### Directions
Only the lines containing "name" should appear in the answer, copied from the listing below.

### Given records

----

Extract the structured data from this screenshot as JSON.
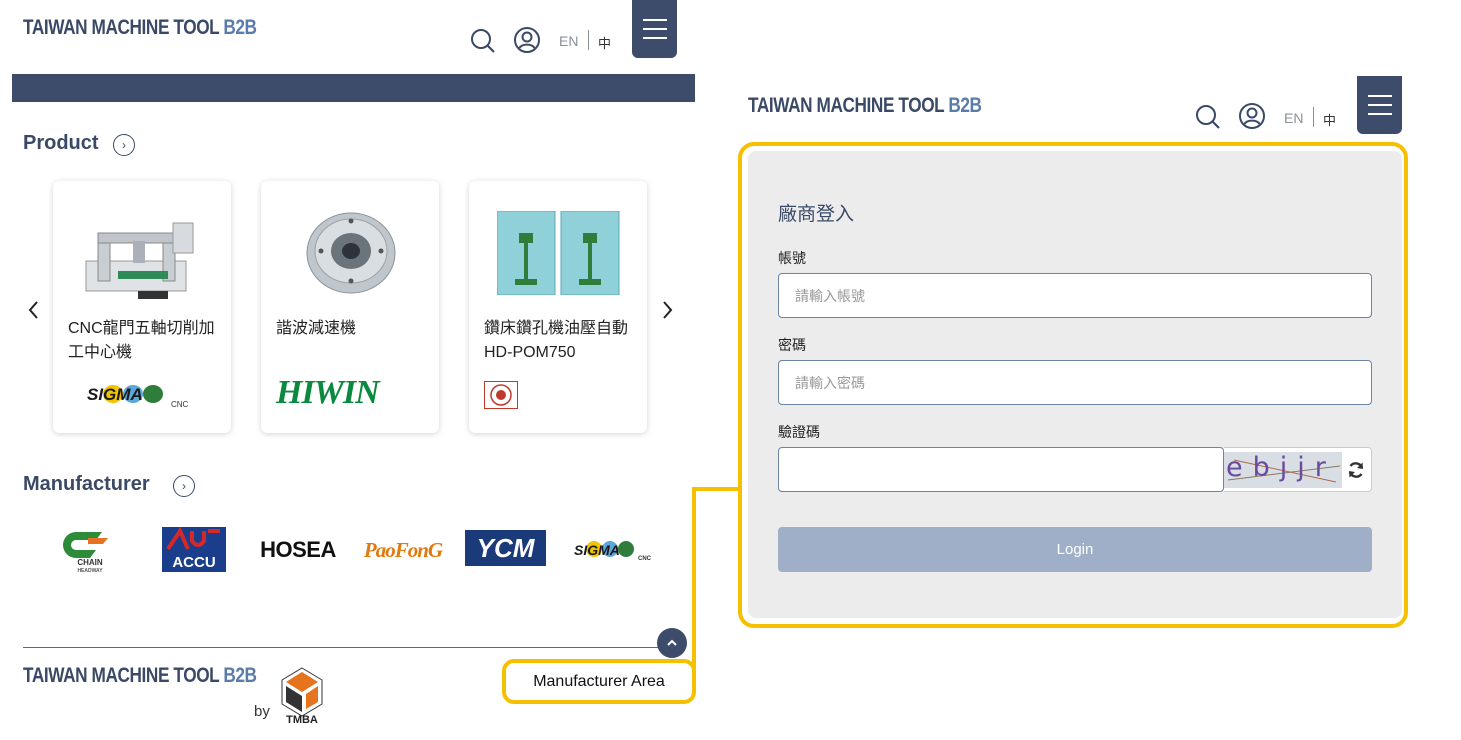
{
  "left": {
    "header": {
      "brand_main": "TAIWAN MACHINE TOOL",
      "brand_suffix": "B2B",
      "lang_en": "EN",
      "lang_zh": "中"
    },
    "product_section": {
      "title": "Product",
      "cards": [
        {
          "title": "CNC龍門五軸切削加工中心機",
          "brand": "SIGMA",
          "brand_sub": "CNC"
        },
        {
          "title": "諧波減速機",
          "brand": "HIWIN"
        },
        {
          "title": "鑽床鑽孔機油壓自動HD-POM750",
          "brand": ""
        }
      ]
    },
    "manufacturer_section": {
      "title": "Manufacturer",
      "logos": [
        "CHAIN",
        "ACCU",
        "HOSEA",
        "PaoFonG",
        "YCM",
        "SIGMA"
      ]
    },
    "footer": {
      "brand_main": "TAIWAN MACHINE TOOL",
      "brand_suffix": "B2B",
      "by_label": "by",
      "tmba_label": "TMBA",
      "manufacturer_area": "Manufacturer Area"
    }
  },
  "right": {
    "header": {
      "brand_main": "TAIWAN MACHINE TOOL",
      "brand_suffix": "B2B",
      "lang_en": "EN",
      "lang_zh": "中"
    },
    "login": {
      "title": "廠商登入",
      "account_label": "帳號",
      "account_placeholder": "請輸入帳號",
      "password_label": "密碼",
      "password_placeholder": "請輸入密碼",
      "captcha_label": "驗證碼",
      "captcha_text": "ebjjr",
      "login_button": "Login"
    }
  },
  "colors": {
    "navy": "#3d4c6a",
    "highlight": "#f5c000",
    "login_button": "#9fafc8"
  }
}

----

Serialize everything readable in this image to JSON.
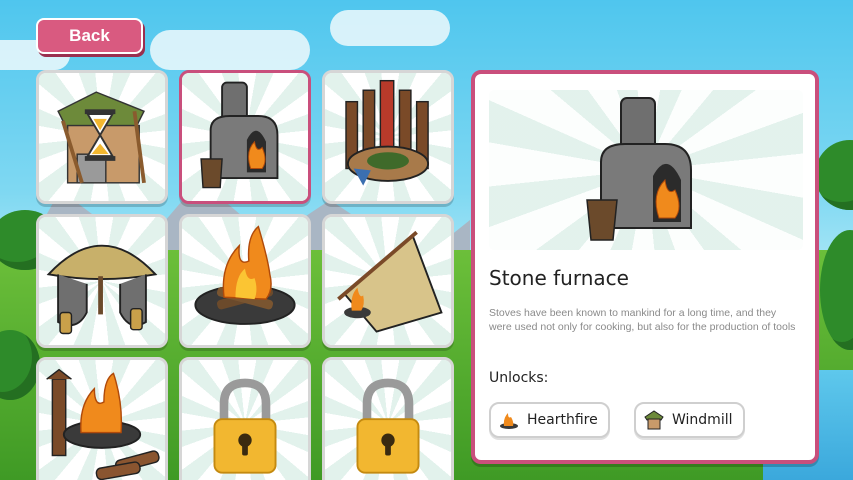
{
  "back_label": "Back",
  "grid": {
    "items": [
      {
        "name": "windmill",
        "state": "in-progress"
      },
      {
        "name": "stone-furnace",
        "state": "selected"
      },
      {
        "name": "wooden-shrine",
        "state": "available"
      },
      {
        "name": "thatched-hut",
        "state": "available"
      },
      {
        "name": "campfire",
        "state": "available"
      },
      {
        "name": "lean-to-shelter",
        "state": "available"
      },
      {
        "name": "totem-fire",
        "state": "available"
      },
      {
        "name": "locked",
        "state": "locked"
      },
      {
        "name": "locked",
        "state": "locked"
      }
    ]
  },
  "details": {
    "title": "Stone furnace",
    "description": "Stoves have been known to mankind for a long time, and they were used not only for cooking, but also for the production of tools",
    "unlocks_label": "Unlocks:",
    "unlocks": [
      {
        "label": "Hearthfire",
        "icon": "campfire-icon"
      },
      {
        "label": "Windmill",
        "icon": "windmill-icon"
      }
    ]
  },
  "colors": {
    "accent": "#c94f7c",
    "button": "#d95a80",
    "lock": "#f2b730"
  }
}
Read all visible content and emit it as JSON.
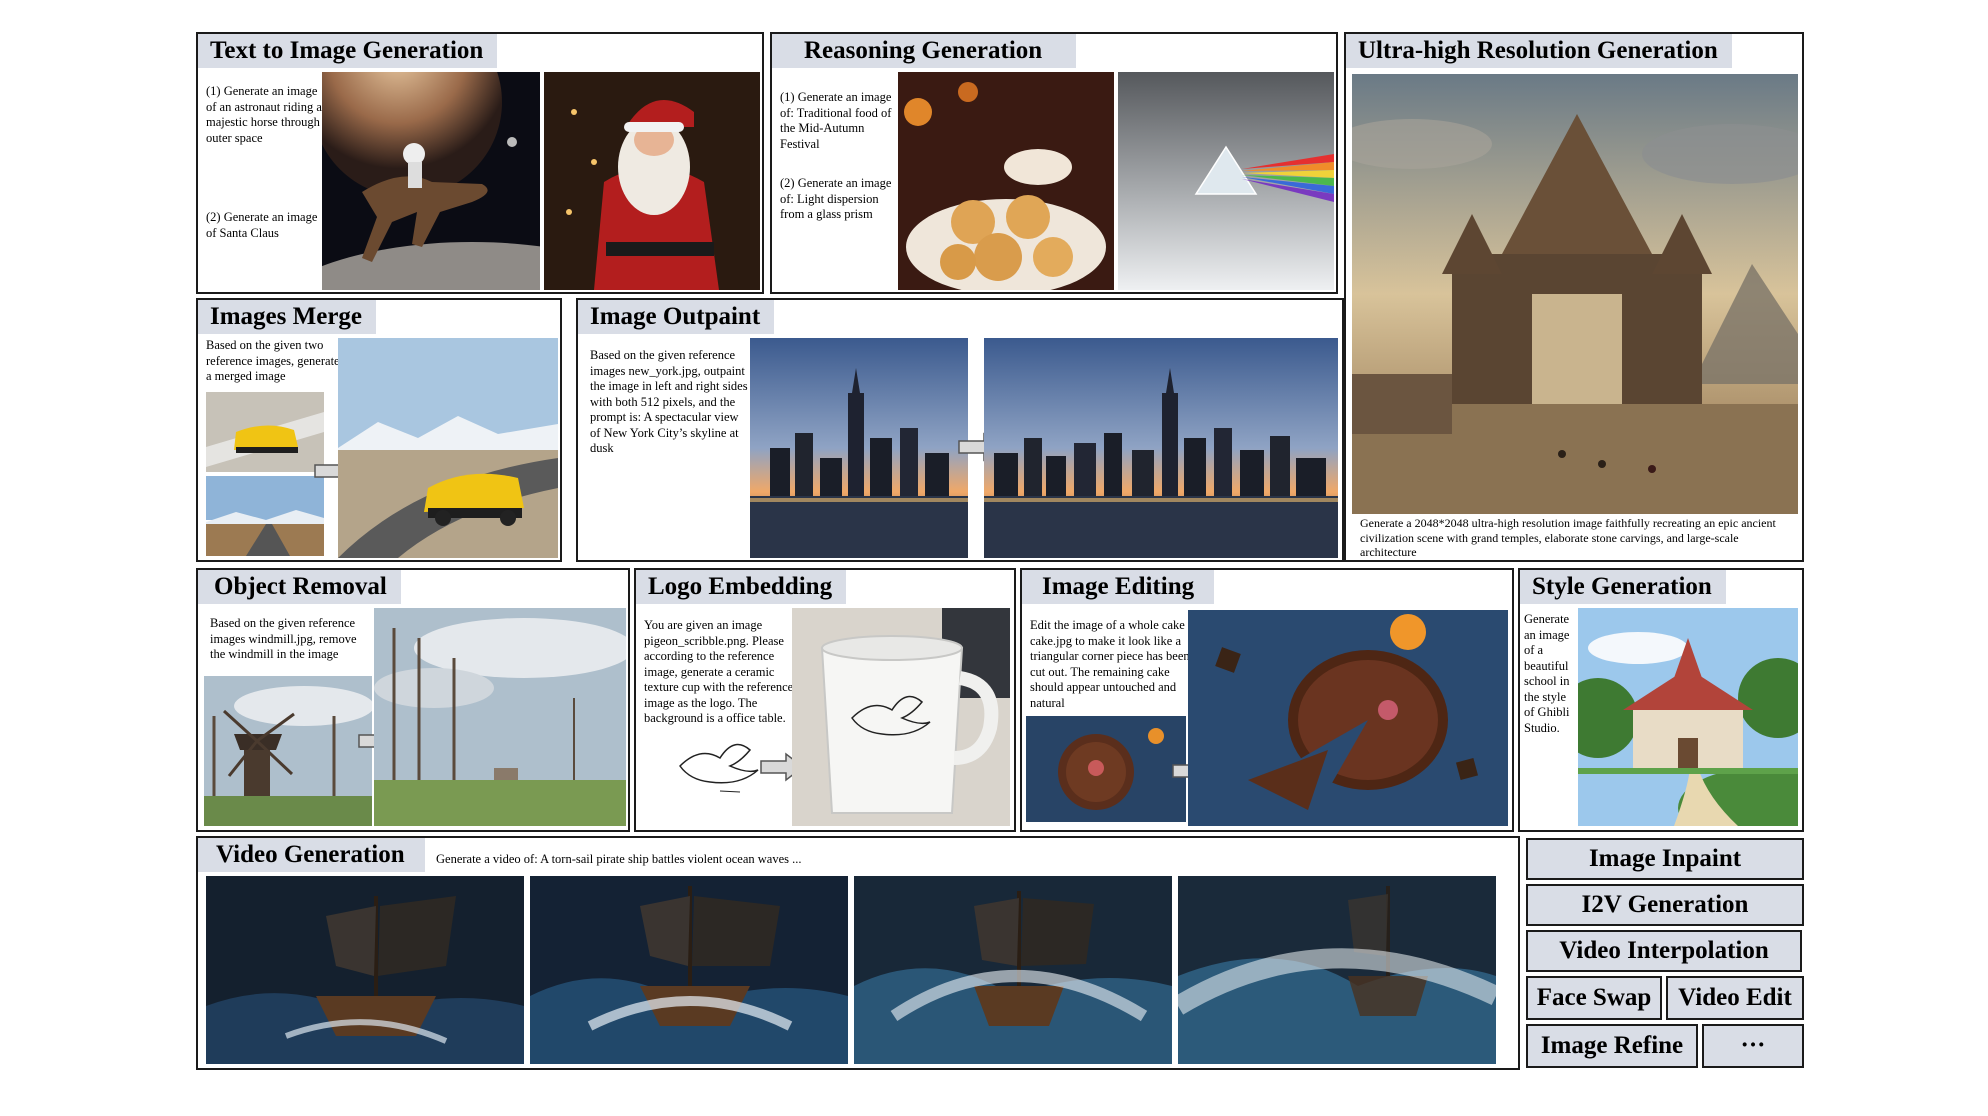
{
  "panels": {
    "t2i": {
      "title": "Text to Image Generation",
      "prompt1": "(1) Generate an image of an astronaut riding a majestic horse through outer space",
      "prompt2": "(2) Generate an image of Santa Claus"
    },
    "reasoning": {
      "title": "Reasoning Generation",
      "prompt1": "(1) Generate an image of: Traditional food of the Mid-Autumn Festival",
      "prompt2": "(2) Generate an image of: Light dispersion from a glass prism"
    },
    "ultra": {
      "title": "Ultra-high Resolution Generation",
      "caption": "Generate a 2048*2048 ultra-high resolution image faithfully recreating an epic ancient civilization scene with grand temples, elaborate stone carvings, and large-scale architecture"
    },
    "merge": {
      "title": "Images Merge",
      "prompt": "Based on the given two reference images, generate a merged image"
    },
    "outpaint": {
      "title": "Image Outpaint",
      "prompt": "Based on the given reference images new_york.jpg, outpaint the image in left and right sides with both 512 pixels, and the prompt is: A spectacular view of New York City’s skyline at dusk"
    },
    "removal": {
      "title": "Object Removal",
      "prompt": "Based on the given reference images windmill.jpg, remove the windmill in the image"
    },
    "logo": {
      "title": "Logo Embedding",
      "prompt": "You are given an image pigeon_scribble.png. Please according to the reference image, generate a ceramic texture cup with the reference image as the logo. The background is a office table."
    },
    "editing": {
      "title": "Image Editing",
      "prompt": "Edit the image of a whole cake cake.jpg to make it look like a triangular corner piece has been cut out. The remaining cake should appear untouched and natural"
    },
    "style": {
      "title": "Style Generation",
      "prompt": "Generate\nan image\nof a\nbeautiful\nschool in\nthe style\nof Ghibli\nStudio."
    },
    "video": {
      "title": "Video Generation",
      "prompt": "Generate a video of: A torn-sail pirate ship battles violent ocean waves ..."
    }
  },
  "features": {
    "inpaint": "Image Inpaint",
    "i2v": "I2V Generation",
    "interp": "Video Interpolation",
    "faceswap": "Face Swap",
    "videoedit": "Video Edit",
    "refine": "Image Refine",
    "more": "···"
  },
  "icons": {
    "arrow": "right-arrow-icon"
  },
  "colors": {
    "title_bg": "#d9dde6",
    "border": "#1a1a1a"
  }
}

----

### Result of this task
        "name": "windmill",
        "name": "stone-furnace",
        "name": "wooden-shrine",
        "name": "thatched-hut",
        "name": "campfire",
        "name": "lean-to-shelter",
        "name": "totem-fire",
        "name": "locked",
        "name": "locked",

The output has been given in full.